▼▼▼

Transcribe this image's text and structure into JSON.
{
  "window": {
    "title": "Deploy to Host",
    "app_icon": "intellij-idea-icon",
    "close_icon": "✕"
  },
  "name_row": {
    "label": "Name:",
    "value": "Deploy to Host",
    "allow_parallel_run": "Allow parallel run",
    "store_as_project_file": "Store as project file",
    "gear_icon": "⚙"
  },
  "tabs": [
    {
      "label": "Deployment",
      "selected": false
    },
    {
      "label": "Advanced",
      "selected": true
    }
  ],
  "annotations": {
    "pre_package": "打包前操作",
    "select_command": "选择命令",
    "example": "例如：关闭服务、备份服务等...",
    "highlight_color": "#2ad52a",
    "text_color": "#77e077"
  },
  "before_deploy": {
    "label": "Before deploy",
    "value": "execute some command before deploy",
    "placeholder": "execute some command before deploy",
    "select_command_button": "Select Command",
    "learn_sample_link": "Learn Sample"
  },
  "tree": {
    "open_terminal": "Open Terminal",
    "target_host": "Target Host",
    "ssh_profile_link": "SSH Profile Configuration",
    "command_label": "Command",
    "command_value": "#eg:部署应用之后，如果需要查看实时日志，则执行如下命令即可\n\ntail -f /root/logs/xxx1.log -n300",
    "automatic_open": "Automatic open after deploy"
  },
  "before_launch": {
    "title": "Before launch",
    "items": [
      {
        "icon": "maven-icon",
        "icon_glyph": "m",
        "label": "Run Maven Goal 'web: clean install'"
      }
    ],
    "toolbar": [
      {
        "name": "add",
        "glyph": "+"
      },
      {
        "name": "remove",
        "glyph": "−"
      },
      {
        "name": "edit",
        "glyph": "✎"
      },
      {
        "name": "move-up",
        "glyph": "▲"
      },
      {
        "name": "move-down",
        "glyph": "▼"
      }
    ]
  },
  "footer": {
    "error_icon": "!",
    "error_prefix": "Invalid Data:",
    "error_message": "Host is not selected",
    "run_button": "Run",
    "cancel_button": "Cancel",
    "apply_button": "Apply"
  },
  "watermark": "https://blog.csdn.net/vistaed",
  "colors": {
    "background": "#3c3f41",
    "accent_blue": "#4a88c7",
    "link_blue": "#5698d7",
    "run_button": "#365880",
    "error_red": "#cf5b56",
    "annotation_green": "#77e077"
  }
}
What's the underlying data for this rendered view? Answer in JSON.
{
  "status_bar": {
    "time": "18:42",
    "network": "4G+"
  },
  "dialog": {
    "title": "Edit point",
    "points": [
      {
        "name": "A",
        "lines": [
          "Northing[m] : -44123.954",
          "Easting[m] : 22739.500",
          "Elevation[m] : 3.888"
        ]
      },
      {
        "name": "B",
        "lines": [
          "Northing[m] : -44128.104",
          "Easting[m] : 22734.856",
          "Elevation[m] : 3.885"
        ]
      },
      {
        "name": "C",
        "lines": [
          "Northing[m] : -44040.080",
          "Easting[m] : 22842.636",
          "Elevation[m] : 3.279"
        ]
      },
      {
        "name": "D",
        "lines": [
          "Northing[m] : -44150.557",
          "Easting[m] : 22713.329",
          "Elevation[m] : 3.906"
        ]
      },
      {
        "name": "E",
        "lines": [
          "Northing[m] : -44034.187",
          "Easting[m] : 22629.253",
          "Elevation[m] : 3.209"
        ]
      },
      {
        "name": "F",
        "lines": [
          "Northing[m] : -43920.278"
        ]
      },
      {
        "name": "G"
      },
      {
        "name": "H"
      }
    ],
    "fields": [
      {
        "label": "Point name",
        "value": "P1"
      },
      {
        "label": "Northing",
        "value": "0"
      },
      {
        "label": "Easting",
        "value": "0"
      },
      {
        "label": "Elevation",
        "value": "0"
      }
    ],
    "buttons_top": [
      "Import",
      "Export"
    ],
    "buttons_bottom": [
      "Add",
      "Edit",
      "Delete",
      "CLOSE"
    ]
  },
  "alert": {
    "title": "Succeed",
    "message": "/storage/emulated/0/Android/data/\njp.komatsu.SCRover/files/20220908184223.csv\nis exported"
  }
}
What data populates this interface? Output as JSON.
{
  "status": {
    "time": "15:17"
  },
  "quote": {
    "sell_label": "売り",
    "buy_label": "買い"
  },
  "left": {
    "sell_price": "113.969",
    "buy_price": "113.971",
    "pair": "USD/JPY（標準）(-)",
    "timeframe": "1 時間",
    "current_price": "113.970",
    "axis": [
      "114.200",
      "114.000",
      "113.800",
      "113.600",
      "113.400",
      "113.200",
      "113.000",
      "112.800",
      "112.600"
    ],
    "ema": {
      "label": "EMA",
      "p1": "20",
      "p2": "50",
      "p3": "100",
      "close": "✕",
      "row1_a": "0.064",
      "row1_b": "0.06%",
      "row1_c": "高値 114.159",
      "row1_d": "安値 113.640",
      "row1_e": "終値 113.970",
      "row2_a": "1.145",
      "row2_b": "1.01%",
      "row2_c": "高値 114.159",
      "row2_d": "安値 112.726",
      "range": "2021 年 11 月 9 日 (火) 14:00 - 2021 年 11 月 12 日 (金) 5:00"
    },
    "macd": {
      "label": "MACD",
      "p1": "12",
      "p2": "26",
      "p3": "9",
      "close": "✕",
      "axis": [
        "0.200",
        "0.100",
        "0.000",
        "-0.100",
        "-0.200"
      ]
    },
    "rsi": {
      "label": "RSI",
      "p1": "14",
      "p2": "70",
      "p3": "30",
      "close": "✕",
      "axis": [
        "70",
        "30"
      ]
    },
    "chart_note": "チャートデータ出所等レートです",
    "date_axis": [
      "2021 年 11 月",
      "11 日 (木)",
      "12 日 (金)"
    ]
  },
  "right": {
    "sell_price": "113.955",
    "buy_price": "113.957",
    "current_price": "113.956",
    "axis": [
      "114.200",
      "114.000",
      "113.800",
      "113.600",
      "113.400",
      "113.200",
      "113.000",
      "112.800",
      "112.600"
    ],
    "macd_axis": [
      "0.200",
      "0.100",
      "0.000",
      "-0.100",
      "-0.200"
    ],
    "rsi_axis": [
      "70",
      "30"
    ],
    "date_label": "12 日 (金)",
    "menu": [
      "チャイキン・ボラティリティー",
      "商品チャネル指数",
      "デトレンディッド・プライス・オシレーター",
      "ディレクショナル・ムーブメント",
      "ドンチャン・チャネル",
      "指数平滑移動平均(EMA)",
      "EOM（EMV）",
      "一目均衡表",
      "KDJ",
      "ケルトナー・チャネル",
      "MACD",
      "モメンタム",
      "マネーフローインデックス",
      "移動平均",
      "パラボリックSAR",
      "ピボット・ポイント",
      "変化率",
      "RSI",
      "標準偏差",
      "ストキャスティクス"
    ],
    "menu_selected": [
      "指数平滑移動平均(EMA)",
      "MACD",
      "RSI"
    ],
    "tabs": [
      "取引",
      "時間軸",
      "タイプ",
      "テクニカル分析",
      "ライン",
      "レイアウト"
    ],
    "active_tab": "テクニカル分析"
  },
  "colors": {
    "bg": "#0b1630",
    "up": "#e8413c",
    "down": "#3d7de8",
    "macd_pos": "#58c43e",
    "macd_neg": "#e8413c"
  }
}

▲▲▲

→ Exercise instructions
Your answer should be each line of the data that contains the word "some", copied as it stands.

→ Answer to this task
    "value": "execute some command before deploy",
    "placeholder": "execute some command before deploy",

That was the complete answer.